### Your task
Please show every line in the entries below that includes the word "this".

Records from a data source

Segment Open

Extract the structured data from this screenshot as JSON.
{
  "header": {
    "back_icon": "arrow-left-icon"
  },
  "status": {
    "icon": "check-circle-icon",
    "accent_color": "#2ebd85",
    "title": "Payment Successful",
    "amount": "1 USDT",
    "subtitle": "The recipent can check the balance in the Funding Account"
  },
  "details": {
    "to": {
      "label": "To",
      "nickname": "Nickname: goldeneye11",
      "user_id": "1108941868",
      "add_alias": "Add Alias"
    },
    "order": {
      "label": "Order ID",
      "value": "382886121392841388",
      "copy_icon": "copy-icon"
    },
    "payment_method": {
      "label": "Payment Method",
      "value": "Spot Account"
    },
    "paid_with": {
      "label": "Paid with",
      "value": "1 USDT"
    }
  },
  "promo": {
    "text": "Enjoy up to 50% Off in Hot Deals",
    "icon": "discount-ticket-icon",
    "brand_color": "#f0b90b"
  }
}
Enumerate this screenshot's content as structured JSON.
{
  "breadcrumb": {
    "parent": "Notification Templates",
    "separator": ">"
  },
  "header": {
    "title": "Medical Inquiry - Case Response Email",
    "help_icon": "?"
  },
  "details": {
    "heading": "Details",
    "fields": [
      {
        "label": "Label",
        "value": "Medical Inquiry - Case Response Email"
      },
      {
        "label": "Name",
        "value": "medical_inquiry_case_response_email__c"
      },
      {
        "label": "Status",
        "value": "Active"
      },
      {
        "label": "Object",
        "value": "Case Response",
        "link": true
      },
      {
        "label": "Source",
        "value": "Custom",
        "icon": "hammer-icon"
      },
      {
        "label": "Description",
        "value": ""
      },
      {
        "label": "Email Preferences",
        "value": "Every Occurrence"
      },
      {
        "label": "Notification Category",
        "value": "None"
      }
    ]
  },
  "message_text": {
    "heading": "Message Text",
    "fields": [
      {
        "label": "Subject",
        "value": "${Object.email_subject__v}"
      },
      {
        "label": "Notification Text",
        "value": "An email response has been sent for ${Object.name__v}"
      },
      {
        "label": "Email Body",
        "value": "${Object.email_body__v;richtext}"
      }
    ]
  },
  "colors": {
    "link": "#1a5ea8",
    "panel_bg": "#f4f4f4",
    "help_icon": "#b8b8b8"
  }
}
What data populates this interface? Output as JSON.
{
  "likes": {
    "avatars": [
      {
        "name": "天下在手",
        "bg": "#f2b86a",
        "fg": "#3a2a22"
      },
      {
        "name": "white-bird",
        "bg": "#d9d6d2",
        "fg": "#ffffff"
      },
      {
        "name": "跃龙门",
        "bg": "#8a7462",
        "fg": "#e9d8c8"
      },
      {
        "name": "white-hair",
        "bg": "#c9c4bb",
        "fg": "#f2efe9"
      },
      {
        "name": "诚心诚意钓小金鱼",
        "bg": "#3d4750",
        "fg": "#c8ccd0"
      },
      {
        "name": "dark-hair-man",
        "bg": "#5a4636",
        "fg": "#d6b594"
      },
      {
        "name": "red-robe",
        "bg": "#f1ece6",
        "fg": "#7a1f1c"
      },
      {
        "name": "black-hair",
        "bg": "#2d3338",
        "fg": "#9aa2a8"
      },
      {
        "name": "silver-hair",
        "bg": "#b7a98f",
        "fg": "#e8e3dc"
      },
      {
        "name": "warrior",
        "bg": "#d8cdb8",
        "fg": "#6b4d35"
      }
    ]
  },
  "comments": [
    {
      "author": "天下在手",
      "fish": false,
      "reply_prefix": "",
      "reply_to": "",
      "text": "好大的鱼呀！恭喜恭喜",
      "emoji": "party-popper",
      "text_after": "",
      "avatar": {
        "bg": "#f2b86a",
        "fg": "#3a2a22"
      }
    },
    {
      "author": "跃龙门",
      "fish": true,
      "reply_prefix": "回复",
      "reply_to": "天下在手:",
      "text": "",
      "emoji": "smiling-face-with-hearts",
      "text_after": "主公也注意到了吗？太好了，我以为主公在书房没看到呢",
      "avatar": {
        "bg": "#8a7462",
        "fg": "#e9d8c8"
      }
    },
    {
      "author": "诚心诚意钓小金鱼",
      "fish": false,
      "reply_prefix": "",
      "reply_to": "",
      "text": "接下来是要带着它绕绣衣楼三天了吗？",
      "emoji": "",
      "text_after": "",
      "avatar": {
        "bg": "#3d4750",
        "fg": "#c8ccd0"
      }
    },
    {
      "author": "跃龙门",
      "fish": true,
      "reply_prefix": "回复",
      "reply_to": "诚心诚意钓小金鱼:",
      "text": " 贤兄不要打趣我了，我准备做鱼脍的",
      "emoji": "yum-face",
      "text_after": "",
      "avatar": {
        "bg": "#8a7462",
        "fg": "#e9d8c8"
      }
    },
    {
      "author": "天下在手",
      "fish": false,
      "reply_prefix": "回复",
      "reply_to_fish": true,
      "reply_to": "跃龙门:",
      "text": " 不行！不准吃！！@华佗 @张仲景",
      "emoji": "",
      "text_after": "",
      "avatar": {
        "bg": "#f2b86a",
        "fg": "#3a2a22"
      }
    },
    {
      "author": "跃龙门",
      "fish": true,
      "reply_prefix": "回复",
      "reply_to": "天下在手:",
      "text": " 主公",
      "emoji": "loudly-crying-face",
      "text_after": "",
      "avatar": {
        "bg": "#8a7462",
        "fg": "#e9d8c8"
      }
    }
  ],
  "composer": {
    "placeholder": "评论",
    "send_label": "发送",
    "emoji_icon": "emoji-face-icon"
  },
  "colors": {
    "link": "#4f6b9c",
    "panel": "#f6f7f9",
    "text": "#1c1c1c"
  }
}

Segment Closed

### Exercise result
Extract the structured data from this screenshot as JSON.
Enumerate this screenshot's content as structured JSON.
What data populates this interface? Output as JSON.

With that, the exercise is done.